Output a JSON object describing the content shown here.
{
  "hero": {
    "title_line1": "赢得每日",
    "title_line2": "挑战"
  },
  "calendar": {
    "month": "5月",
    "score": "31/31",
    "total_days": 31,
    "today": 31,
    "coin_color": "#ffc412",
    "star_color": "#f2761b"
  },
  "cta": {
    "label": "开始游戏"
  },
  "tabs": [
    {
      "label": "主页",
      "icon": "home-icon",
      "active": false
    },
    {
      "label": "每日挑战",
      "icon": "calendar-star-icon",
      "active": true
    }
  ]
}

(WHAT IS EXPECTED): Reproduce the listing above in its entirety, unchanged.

(SOLVED EXERCISE):
Output a JSON object describing the content shown here.
{
  "hero": {
    "title_line1": "赢得每日",
    "title_line2": "挑战"
  },
  "calendar": {
    "month": "5月",
    "score": "31/31",
    "total_days": 31,
    "today": 31,
    "coin_color": "#ffc412",
    "star_color": "#f2761b"
  },
  "cta": {
    "label": "开始游戏"
  },
  "tabs": [
    {
      "label": "主页",
      "icon": "home-icon",
      "active": false
    },
    {
      "label": "每日挑战",
      "icon": "calendar-star-icon",
      "active": true
    }
  ]
}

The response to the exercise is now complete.